Shelley Yen-Ewert (right) and her daughter, Zaia, 8, felt the texture of the bark at the Boston Nature Center in Boston on a visit last month.Craig F. Walker/Globe Staff

It’s no secret New England’s forests are critical to capturing the greenhouse gas emissions that are contributing to rising sea levels and extreme weather. Dharna Noor’s recent piece as part of the Globe’s ongoing Into the Red series (“New England’s forests are an underused tool in the climate fight, study says,” Nov. 8) highlights research findings from Harvard University, Highstead Foundation, and KKM Environmental Consulting that underscore just how effective they can be.

The article shines needed light on a range of strategies to boost the region’s abundant but highly threatened forests’ ability to be a carbon sponge. However, communities of all sizes and locations need to see, and drive, conservation that’s working for them day to day and open the way for people to connect with the outdoors.


Nonprofit, municipal, and locally managed community forests, including many that the Trust for Public Land has catalyzed from Connecticut to Downeast Maine, are cropping up across New England and the nation as intersectional, community-designed public land. Some of these spaces are managed by members of Indigenous tribes. Through timber production, recreation, outdoor education, and wildland and wildlife protection, community forests meet the daily needs of local communities while quietly delivering a carbon storage superpower.

By meeting and improving a wide range of everyday needs, community forests are helping to ensure a lasting constituency for one of nature’s best climate strategies.

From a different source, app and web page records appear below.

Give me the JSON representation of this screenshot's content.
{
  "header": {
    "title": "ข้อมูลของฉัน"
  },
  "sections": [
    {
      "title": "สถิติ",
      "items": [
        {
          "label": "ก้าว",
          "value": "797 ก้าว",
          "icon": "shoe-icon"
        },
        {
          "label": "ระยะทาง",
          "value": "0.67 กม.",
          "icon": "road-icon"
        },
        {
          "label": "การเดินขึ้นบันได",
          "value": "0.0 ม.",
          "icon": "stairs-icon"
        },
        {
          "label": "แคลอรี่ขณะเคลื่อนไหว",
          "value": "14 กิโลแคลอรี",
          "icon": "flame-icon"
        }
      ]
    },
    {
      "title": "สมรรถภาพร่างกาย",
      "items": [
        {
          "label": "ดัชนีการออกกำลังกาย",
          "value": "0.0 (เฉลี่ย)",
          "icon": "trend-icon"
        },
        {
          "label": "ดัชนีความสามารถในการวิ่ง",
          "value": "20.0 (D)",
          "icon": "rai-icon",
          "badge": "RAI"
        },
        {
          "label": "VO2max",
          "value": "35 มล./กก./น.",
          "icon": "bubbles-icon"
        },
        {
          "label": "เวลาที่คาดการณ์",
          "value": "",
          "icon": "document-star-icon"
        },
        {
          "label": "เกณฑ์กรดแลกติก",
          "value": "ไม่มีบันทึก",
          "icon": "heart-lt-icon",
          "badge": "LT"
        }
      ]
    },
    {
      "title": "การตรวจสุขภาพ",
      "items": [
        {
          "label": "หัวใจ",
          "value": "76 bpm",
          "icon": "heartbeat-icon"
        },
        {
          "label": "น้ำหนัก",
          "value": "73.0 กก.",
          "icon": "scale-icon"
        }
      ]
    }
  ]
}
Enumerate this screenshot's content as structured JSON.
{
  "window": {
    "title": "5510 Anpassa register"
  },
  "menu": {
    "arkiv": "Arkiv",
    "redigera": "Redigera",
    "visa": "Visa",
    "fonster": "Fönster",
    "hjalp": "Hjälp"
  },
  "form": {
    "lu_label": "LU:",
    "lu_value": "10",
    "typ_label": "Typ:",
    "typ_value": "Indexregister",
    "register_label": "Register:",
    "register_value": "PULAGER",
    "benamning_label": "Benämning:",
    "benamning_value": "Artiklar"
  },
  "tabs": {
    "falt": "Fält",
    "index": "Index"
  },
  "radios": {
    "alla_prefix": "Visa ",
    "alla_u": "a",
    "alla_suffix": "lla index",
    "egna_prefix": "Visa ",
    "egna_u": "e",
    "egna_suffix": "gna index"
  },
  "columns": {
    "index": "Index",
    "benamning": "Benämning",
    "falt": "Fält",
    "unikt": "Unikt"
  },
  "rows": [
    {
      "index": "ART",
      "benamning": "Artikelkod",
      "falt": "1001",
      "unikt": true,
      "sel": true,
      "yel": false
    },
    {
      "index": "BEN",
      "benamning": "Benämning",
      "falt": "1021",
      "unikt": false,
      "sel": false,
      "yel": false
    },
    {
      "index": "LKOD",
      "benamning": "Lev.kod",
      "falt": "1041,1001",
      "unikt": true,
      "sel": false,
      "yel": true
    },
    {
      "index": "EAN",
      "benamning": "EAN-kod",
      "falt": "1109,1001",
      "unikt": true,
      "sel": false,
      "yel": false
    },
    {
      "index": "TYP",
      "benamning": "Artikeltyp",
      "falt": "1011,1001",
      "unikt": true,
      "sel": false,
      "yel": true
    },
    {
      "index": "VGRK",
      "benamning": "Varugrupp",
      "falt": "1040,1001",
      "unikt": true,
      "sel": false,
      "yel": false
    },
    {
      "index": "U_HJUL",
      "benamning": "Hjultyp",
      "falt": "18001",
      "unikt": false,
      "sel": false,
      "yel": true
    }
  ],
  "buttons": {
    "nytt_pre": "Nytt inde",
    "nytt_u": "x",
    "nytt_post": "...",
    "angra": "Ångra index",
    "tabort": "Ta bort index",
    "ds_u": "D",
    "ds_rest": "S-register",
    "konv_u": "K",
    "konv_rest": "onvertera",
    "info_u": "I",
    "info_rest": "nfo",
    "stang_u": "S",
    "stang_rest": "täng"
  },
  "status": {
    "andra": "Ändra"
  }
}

Shelby Semmes

Vice President, New England region

Trust for Public Land

Warren Village, Vt.